Divorce rates in the military rose between the years of 2000-2004 after the Iraqi invasion due to stressors of the physical distance of deployment. In 2008 the divorce rate for Army was around 3.7%. The highest divorce rate was among female Marines with close to 9% divorce rate within the year.
PTSD plays a factor in the high rate of veteran suicides; suicide is more than twice as likely for veterans than it is for the civilian population. Wounded soldiers have the highest suicide rates. The VA reports that 4-5 veterans commit suicide daily The VA has implemented a suicide prevention lifeline to help veterans cope with suicidal ideations. Since 2005, the VA has hired more than 3,900 new mental health professionals with assignments to each VA clinic in the U.S.
Treatment for PTSD is available and can decrease the effects of the disorder. Medication management and therapy have been shown to provide the best effects for alleviating symptoms. Cognitive behavioral therapy has been proven to help the person help the person learn and utilize the coping skills needed to deal with traumatic memories. Each VA clinic nationwide has mental health professionals to provide therapeutic interventions and medication management services.

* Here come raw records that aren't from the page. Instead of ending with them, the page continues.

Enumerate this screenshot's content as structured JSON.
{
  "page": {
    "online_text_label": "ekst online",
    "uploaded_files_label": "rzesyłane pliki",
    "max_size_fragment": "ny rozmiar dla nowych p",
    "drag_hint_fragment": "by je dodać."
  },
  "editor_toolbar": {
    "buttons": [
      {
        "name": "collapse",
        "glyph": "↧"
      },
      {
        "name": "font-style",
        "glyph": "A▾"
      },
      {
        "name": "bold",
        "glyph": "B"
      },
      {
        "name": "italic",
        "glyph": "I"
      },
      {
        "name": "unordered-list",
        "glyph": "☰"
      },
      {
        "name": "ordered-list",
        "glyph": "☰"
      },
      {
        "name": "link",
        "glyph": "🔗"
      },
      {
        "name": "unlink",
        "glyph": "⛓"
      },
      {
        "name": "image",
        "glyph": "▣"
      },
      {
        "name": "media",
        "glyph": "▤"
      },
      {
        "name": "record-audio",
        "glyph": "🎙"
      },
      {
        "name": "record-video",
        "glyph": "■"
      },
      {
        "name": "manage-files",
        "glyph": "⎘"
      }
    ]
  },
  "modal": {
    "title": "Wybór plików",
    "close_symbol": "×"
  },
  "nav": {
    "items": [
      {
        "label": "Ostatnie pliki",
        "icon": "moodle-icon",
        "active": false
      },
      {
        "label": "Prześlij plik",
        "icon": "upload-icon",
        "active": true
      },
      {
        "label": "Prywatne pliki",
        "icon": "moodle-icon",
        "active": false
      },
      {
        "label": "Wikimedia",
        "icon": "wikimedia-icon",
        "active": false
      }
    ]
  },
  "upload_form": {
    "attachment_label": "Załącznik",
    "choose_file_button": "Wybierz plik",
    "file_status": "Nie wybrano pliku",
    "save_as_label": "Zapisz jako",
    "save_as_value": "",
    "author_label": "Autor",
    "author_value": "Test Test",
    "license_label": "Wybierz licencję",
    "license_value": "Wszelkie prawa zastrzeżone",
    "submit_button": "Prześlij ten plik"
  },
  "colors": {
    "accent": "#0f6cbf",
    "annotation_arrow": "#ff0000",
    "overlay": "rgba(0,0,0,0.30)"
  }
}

Military veterans have often experienced unforgettable, tragic events that change the way they view the world. Many of these develop the symptoms of PTSD, which may affect them the rest of their lives. Support and treatment are available for these soldiers to help them return successfully to their homes and families. Therapy for the person as well as the family can help them cope with the experiences, learn appropriate coping skills and decrease the symptoms of the disorder.
Allison Gamble has been a curious student of psychology since high school. She brings her understanding of the mind to work in the weird world of internet marketing.